The difficulty is that most of us have unlearned the ability to read or even to see the depth of our own heart. Instead I am driven by my fears and compulsions telling me that my deepest desire is to eat this food, own this house or to spend time with this stranger.
But the human heart has a deeper region. I touch this space in the moments when I am able to move beyond human advice and agenda. In these moments I can hear and know the mind of God.
My presumption in a process of discernment, as distinct from democratic decision-making, is that God has a point of view about the decision I have to make. I know, too, that if I set aside my own agenda, fear and compulsion, I will be able to hear the voice of God in the depth of my own heart. In this holy place I will know if my heart is beating in tune with what I was created for. In this sacred space, any irregularity of beat will echo with discord and clamour.
When we think about it, this does not seem like an easy process. But when we don’t think about it, we engage in such discernment much more than we might imagine.
The cardinals entering the conclave know that the heart of their mission is to hear God’s voice. They rightly presume that God already knows whom he wants to be the next pope.
In these days, Catholics and many others are not simply praying that God will help the cardinals to make a decision Instead we are praying that the retreat environment of the conclave will be conducive to their hearing the promptings of God, and that the cardinals will have the sensitivity to hear this divine voice, and communicate this in their vote.
I have seen the summarized curricula vitae of the cardinals. My own hopes and fears attract me to some more than to others.
However I know that after a month or two I would be unhappy with any people that I chose. The same would be true of a pope simply chosen by the cardinals.
So I’m not prepared to settle for democracy in the process of electing a new pope.
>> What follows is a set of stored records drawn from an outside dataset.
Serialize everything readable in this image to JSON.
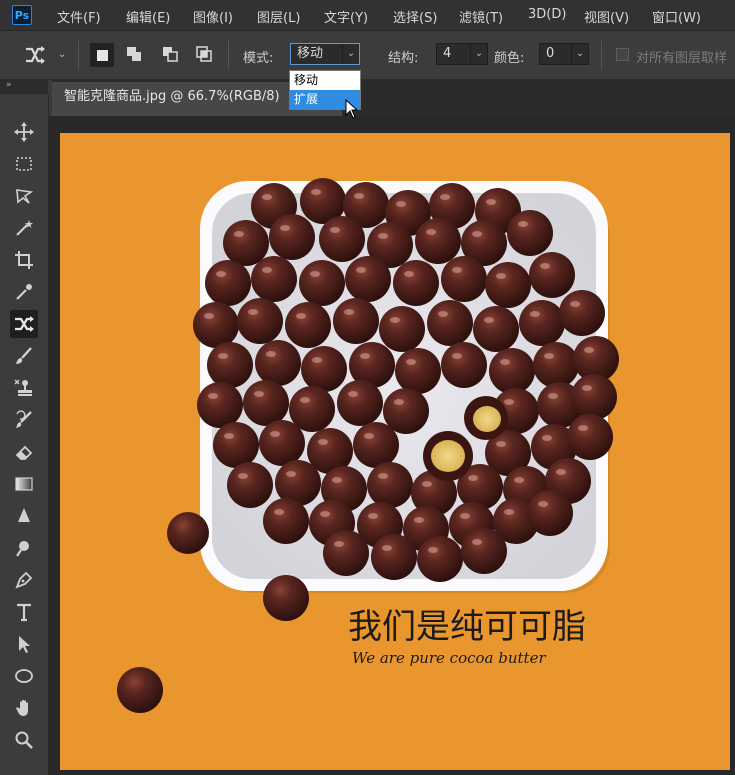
{
  "app": {
    "logo_text": "Ps"
  },
  "menu": [
    {
      "label": "文件(F)"
    },
    {
      "label": "编辑(E)"
    },
    {
      "label": "图像(I)"
    },
    {
      "label": "图层(L)"
    },
    {
      "label": "文字(Y)"
    },
    {
      "label": "选择(S)"
    },
    {
      "label": "滤镜(T)"
    },
    {
      "label": "3D(D)"
    },
    {
      "label": "视图(V)"
    },
    {
      "label": "窗口(W)"
    }
  ],
  "options": {
    "tool_icon": "content-aware-move-icon",
    "mode_label": "模式:",
    "mode_value": "移动",
    "structure_label": "结构:",
    "structure_value": "4",
    "color_label": "颜色:",
    "color_value": "0",
    "sample_all_label": "对所有图层取样"
  },
  "mode_dropdown": {
    "options": [
      "移动",
      "扩展"
    ],
    "highlighted": "扩展"
  },
  "document": {
    "tab_title": "智能克隆商品.jpg @ 66.7%(RGB/8)"
  },
  "canvas": {
    "background_color": "#ea962f",
    "headline": "我们是纯可可脂",
    "subline": "We are pure cocoa butter"
  },
  "tools": [
    "move-icon",
    "marquee-icon",
    "lasso-icon",
    "magic-wand-icon",
    "crop-icon",
    "eyedropper-icon",
    "content-aware-move-icon",
    "brush-icon",
    "clone-stamp-icon",
    "history-brush-icon",
    "eraser-icon",
    "gradient-icon",
    "blur-icon",
    "dodge-icon",
    "pen-icon",
    "type-icon",
    "path-selection-icon",
    "ellipse-icon",
    "hand-icon",
    "zoom-icon"
  ]
}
I am happy to hear the cardinals who have been interviewed desiring and expecting a more elevated process: their desire to hear the voice of God is not presumptuously ambitious, since such a desire is experienced only when human ambition and presumption are set aside. In this space of humility, the voice of God becomes audible. Here the mind of God becomes tangible.
I am confident that the cardinals will once again give us an example of this discernment in the process of choosing a new pope. What gives me such confidence? I know that the power of the Spirit of God is greater than any human resistance.
When the white smoke announces the end of the conclave, we will (as we have so often in the past) embrace the pope chosen by God, a God who once again uses imperfect, frail and fallible humans as communicators of the heart of God.
I try not to repeat these daily Lenten posts year to year but there are times when the same scriptures pop up annually and I realise that I can’t write it better than I did last year. Today is one such day, not only because of the thought I share but even more in the comments that are added by FFF readers. Today I have left some of last year’s comments helping us to appreciate the power of today’s readings.
The heart of the home in years past was the hearth. It was at the hearth that the family gathered for the warmth and light of the flame and the food that was prepared there. The fire was treated with respect since the same flame which provided energy for the home could just as easily destroy it.
The Israelites in their forty years in the desert were journeying from captivity to freedom, but the struggle of their desert years made them vulnerable to attack from every temptation as today’s first reading continues
A few years ago I discovered the wonderful way that God uses my imagination in my prayer. Such openness to imagination when seeking God does not take us away from reality into fantasy but instead brings me into what is most real and inescapably personal and intimate.